On the other hand, by receiving the payment in advance, you are legally bound to provide the promised goods or services. If you sell services, you may get payment for it pending the actual service delivery. The seller records unearned revenues as liabilities until delivery of the purchase. Only then do the funds become “revenue earnings” for the seller. Consider a $500 purchase that begins with a customer cash payment.

Once the guest has come to stay, we move the deposit from the liability to the asset side on the guest ledger account.
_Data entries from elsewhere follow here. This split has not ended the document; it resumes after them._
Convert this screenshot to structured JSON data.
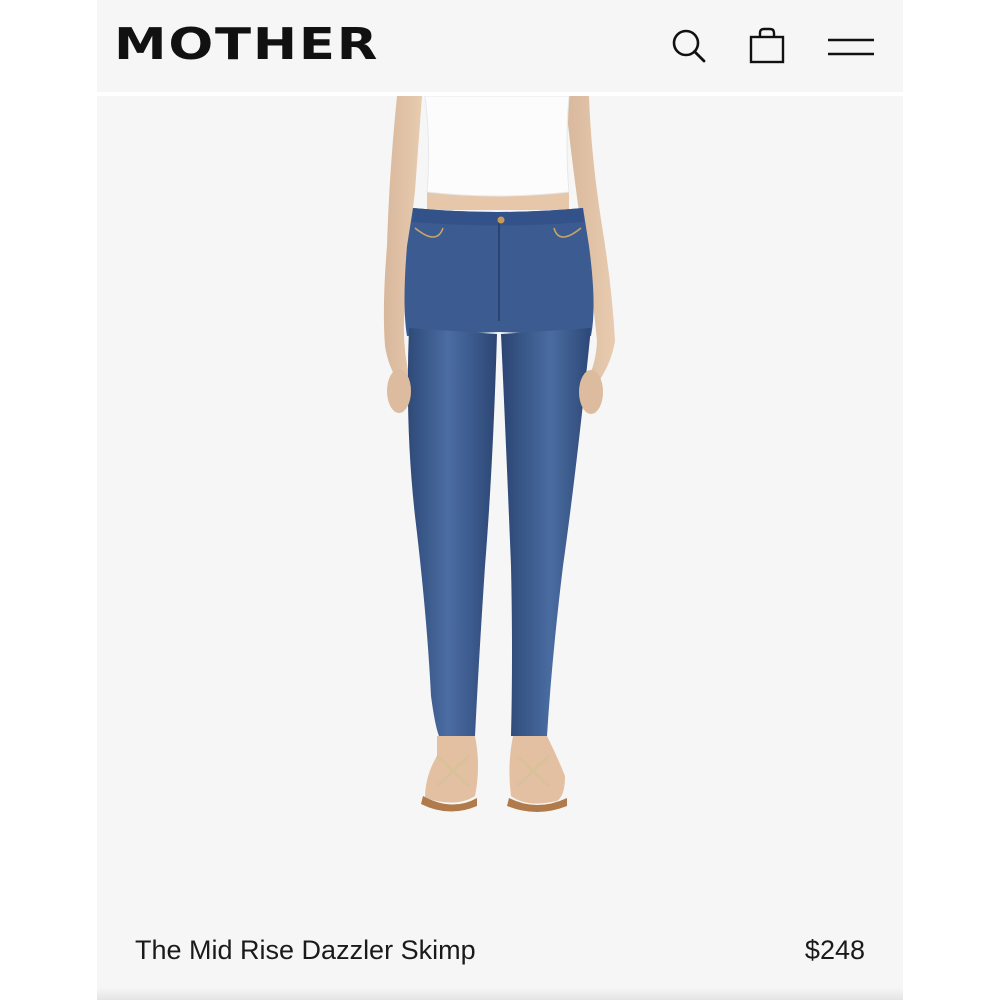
{
  "header": {
    "logo": "MOTHER",
    "search_icon": "search-icon",
    "bag_icon": "shopping-bag-icon",
    "menu_icon": "hamburger-menu-icon"
  },
  "product": {
    "name": "The Mid Rise Dazzler Skimp",
    "price": "$248",
    "image_description_icon": "product-photo",
    "colors": {
      "denim": "#3d5a8a",
      "background": "#f6f6f6",
      "top": "#ffffff"
    }
  }
}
Each night they stay with us we book the room revenue, and this goes against the deposit until it is all used up. The nightly recording of the room revenue from an occupied room is a perfect example of earned income.

We must hold it as a liability until we earn it. https://www.bookstime.com/ This is a tricky concept at first glance.

Well, the short answer is that both terms mean the same thing — that a business has been paid for goods or services it hasn’t provided yet. Here’s a more thorough description of deferred and https://www.bookstime.com/management-accounting, as well as a few examples to illustrate it. because the obligation is typically fulfilled within a period of less than a year. However, in some cases, when the delivery of the goods or services may take more than a year, the respective unearned revenue may be recognized as a long-term liability. Therefore, the revenue must initially be recognized as a liability.

This is why unearned revenue is recorded as an equal decrease in unearned revenue (a liability account) and increase in revenue (an asset account). This makes sure the equation continues to balance. Here’s an example of a balance sheet.

In order to balance the cash that the company receives in such a transaction, the company books the value of the goods or services that it’s obligated to provide as unearned revenue, which is a liability. A good example of deferred revenue is a magazine subscription.

If a company were not to deal with unearned revenue in this manner, and instead recognize it all at once, revenues and profits would initially be overstated, and then understated for the additional periods during which the revenues and profits should have been recognized. This is also a violation of the matching principle, since revenues are being recognized at once, while related expenses are not being recognized until later periods.

In the meantime, I closed the books for the last accounting year (all bookkeeping done, tax declared and tax bill received, and tax for the year added), which now leaves me in a head scratching situation for how to move the correct amount of income from unearned revenue to income. Unearned revenue is reported on a business’s balance sheet, an important financial statement usually generated with accounting software. If a business entered unearned revenue as an asset instead of a liability, then its total profit would be overstated in this accounting period. The accounting period were the revenue is actually earned will then be understated in terms of profit.

Unearned Revenue